Since the first reports of the complete nucleotide sequences of the tobacco  and liverwort  chloroplast (cp) genomes, a number of other land plant cp genomic sequences have been determined. These complete cp genomic sequences have enabled various comparative analyses, including phylogenetic studies, that are based on these data [3–7]. In contrast, however, the complete cp genome nucleotide sequences of only three gymnosperm species, Cycas taitungensis , Pinus thunbergii , and Pinus koraiensis  have been determined.
The cp genomes of gymnosperms, especially in coniferous species, have distinctive features compared with those of angiosperms, including paternal inheritance [11–17], relatively high levels of intra-specific variation [18–21], and a different pattern of RNA editing . Generally, the cp genomes of angiosperms range in size from 130 to 160 kb, and contain two identical inverted repeats (IRs) that divide the genomes into large (LSC) and small single copy (SSC) regions. The relative sizes of these LSC, SSC and IRs remain constant, with both gene content and gene order being highly conserved [23, 24]. On the other hand, the relative sizes of the gymnosperm IRs vary significantly among taxa [25–27]; for example, the IRs of Ginkgo biloba are 17 kbp , those of Cycas taitungensis are 23 kbp , whereas those of Pinus thunbergii are very short, at just 495 bp [9, 29]. It has been suggested that, like P. thunbergii, some coniferous species also lack the large IRs that exist in other gymnosperms [25, 26, 30, 31]. This lack of IRs is considered to have preceded the extensive genomic rearrangements of the conifer cp genome . Steane  compared the complete cp genome of Eucalyptus globulus with that of other angiosperm taxa and P. thunbergii, and found that the cp genome of P. thunbergii was arranged very differently to that of angiosperms. However, there is only limited information available about the cp genomic sequences of coniferous species, with the complete cp genome nucleotide sequences of only two species of pine, Pinus thunbergii  and Pinus koraiensis  in the family Pinaceae, having been determined. The cp genomes of these two pine species were very similar in terms of both gene content and gene order and so provided little information about the complexity of the conifer cp genome.
In previous phylogenetic studies, of the four extant gymnosperm groups (Cycads, Conifers, Ginkgoales, and Gnetales), the conifers were considered to be divisible into two distinct groups; a Pinaceae group and a group consisting of five other families (Cupressaceae sensu lato, Taxaceae, Podocarpaceae, Araucariaceae, and Sciadopityaceae) [33, 34]. The cp nucleotide sequences from this five member group, excluding the Pinaceae group, can provide interesting information about the conifer cp genome, not only in terms of genome structure but also concerning their evolutionary history. Despite the lack of complete cp genome sequences from any family member of the Cupressaceae sensu lato, Tsumura et al.  suggested, on the basis of physical maps and Southern hybridization analyses, that the cp genome of Cryptomeria japonica differs from that of other land plants, including pine species, in terms of genome size and gene order as well as in the absence of the large IRs. Thus, the complete cp genome sequence of C. japonica would drastically increase our understanding of the divergence of coniferous cp genome structures and gene content, and additionally clearly identify the differences with the Pinaceae group.

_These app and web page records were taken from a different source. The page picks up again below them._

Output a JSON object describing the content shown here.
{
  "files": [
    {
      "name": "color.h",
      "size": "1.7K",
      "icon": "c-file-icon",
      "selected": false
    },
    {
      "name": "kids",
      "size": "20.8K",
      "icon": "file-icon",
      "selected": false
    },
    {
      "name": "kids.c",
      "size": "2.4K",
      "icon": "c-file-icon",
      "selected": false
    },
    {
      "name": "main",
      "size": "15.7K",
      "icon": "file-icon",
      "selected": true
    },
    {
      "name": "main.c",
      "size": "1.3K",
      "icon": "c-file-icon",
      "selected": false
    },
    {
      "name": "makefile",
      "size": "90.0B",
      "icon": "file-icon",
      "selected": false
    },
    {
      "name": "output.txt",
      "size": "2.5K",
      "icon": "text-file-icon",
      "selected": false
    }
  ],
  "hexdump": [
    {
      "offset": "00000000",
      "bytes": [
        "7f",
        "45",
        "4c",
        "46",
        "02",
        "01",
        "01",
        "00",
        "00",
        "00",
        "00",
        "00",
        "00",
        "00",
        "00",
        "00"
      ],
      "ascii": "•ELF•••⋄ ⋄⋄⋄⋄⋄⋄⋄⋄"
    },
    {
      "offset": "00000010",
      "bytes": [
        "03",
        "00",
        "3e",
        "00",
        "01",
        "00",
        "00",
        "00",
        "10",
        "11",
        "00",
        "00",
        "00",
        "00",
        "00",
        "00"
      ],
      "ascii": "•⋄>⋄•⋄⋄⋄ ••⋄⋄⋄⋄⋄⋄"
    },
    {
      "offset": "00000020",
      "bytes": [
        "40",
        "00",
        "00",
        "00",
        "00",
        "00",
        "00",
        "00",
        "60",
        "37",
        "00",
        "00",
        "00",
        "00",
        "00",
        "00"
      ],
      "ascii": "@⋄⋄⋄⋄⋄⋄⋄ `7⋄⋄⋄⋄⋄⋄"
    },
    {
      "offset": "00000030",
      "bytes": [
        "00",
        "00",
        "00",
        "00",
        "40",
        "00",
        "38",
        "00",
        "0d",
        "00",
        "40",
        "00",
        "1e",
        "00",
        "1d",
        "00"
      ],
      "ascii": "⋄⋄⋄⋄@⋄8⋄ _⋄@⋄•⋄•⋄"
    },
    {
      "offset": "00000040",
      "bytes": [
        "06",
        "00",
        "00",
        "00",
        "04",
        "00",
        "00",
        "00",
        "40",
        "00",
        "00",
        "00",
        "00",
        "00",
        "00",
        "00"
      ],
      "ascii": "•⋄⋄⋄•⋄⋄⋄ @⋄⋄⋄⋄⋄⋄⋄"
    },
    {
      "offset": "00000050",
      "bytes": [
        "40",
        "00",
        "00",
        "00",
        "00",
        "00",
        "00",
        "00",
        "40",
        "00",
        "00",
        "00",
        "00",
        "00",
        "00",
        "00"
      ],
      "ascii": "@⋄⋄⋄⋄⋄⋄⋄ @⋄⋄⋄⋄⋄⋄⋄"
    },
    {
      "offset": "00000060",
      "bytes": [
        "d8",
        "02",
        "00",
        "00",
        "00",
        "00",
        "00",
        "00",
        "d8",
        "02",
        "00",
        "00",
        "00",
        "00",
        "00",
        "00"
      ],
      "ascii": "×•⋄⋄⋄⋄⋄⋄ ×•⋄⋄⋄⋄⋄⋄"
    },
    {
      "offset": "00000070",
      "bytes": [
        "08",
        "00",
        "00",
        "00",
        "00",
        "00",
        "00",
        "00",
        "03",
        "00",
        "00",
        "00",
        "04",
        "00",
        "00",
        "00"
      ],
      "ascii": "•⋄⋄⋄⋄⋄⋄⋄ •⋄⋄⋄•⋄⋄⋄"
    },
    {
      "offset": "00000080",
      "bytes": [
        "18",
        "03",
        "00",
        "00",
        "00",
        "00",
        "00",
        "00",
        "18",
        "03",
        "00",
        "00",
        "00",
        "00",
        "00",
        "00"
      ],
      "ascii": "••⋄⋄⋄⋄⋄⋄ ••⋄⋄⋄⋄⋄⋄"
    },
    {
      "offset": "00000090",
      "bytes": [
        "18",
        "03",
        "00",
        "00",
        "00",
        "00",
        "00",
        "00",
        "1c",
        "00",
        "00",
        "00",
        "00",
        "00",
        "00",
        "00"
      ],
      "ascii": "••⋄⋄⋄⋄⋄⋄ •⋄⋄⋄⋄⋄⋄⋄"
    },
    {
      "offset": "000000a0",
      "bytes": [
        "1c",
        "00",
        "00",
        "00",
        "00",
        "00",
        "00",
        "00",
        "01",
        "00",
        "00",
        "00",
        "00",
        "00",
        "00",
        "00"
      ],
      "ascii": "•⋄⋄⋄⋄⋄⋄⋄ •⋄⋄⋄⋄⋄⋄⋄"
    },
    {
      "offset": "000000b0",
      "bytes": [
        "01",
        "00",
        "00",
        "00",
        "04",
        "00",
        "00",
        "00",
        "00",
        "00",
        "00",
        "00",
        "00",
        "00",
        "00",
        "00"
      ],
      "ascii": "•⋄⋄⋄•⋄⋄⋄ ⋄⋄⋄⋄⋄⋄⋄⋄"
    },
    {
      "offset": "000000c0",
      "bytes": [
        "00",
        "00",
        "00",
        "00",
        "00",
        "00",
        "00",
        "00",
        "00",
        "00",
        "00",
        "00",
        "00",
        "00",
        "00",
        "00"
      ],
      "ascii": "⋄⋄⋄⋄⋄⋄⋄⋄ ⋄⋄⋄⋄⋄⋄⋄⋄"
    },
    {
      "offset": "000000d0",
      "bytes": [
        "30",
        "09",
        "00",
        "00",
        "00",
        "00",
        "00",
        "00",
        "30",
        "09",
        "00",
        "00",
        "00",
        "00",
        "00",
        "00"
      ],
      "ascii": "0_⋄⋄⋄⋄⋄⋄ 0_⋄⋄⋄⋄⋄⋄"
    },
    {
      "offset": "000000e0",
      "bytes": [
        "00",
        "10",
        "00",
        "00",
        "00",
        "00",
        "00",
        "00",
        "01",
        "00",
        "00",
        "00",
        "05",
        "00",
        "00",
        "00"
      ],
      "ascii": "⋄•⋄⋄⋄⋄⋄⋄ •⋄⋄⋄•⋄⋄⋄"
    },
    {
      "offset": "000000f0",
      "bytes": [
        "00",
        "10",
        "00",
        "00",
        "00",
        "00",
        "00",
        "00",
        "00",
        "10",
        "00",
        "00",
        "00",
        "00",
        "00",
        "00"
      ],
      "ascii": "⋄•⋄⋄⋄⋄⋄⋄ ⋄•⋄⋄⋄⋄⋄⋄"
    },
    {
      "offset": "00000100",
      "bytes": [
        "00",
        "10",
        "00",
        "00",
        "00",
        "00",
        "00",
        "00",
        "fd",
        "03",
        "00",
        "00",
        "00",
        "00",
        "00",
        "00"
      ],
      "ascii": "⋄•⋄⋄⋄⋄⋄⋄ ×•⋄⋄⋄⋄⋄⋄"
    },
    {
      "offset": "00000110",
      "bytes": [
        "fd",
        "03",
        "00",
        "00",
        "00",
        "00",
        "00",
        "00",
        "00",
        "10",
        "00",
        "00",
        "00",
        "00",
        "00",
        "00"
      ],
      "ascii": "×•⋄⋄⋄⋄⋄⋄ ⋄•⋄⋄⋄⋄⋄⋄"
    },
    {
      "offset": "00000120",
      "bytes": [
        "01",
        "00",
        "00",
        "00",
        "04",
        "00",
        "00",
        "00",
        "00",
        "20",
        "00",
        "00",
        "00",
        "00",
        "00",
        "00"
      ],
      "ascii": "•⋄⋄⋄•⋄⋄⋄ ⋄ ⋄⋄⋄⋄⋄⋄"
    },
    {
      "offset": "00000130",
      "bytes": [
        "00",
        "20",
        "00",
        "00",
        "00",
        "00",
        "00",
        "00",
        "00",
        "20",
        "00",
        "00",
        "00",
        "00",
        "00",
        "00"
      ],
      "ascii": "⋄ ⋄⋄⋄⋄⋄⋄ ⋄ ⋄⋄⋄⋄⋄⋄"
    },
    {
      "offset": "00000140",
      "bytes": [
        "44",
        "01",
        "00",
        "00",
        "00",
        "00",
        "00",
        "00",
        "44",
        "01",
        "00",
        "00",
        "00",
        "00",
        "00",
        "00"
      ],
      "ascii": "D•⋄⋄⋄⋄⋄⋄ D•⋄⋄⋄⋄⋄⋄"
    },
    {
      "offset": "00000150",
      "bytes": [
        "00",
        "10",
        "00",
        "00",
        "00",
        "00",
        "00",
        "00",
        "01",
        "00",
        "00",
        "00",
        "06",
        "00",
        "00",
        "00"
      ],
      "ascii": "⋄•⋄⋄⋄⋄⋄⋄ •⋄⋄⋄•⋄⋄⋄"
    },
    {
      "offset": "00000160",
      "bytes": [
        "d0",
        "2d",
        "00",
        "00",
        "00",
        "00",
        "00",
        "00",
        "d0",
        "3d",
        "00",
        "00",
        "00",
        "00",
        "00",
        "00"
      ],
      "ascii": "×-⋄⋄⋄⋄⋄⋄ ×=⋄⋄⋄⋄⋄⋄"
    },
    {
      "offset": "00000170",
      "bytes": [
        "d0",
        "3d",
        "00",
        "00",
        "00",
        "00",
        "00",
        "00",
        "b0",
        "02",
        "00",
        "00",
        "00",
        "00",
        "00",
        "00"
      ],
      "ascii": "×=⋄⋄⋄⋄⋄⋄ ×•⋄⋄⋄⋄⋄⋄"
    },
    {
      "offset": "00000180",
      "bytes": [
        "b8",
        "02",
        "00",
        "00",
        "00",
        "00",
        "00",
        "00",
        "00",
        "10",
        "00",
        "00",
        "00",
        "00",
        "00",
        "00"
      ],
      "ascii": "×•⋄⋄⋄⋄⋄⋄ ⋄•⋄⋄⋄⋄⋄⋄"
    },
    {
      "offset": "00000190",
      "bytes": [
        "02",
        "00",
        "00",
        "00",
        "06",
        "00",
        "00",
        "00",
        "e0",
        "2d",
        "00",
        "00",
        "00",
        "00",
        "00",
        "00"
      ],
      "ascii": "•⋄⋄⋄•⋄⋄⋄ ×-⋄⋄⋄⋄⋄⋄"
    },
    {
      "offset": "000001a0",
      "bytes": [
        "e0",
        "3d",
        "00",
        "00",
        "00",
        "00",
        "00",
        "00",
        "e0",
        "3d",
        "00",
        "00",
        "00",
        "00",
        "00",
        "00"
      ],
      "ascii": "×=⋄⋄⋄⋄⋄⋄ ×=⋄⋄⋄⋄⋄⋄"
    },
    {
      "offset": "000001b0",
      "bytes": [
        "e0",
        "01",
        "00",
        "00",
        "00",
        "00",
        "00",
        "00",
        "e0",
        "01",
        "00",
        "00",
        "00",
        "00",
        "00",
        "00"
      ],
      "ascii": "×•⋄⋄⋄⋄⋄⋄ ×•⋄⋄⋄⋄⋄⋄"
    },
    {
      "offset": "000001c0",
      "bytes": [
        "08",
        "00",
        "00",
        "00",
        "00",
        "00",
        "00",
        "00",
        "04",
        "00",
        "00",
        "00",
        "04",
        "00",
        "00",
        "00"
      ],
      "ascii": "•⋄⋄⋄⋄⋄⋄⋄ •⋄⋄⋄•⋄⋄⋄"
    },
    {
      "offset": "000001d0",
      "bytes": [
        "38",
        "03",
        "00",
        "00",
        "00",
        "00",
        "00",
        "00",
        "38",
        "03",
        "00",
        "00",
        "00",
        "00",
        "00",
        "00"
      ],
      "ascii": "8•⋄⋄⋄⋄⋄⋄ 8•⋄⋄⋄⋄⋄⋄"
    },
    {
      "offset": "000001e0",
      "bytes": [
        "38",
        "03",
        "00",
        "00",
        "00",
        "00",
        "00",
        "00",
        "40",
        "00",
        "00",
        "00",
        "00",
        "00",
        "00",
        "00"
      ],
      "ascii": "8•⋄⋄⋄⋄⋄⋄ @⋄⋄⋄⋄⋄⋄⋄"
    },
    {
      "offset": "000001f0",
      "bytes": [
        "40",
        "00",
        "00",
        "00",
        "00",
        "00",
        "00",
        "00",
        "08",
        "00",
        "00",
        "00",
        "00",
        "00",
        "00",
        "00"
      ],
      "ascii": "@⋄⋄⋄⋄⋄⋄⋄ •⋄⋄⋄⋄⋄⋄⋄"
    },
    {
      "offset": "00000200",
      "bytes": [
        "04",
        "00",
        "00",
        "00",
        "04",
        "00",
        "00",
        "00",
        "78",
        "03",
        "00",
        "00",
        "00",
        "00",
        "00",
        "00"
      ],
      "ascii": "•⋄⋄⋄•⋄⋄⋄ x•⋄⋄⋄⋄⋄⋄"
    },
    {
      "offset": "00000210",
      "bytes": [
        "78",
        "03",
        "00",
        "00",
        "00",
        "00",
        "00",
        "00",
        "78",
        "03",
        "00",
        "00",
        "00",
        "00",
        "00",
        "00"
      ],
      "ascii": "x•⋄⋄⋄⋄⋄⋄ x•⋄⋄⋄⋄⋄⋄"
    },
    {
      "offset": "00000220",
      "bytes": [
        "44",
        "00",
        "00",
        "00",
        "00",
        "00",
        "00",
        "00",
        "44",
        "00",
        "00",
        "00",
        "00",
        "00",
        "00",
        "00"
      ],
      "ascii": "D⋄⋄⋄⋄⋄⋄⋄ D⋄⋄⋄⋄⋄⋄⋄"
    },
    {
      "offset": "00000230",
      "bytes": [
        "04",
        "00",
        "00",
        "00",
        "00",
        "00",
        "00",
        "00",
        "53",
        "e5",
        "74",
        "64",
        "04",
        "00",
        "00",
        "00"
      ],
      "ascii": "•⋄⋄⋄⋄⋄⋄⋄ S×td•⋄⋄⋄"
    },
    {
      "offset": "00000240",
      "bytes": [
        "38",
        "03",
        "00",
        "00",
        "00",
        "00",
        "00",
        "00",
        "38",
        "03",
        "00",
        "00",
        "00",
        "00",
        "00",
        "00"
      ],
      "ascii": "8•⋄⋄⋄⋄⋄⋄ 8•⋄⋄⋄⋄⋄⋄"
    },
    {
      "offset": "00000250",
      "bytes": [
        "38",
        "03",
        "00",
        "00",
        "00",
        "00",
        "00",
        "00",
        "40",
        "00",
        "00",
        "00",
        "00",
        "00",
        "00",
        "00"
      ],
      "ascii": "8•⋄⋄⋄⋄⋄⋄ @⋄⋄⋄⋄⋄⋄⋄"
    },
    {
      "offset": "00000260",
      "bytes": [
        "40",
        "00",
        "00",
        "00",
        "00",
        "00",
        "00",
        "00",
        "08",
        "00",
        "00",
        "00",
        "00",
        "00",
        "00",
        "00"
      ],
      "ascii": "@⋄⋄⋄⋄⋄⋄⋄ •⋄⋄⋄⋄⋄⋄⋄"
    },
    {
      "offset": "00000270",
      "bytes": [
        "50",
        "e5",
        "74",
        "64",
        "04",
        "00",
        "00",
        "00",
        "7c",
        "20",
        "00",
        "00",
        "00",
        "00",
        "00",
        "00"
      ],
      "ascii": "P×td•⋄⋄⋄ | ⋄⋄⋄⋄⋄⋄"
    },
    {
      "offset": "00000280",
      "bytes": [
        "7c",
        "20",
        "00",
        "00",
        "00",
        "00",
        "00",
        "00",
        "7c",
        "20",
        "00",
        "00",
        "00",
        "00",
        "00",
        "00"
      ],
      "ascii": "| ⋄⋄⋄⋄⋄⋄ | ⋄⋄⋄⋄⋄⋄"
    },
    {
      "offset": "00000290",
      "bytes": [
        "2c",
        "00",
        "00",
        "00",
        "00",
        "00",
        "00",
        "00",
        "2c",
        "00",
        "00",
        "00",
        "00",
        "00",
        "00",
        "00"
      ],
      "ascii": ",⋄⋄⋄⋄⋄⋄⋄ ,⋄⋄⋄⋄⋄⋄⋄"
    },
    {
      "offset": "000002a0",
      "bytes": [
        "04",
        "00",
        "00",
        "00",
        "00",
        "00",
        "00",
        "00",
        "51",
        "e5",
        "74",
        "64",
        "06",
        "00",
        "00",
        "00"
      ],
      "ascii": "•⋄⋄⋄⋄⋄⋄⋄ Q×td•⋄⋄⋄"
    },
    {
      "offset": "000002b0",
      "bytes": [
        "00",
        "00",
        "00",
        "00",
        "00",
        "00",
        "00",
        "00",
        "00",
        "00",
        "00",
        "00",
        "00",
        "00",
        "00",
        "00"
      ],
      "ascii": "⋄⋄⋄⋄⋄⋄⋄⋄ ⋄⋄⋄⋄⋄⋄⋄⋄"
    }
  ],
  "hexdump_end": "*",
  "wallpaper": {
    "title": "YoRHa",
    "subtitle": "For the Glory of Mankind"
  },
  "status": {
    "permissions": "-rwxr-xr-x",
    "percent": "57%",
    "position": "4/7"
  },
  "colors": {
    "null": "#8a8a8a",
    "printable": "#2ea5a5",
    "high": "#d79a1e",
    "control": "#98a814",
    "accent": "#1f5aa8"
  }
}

There are two particular questions that need to be addressed using the complete cp genome sequence of C. japonica: (1) how different is the C. japonica cp genome from those of other plants, including gymnosperms, and (2) is the loss of the large IRs involved with the instability and diversification of the cp genome, especially between coniferous groups? To respond to these questions, we present in this paper the complete nucleotide sequence of the cp genome of C. japonica [DDBJ: AP009377], and compare its overall gene content and genomic structure with those of two other angiosperms (Eucalyptus globulus and Oryza sativa), a liverwort (Marchantia polymorpha), a fern (Adiantum capillus), and two gymnosperms (Cycas taitungensis and Pinus thunbergii).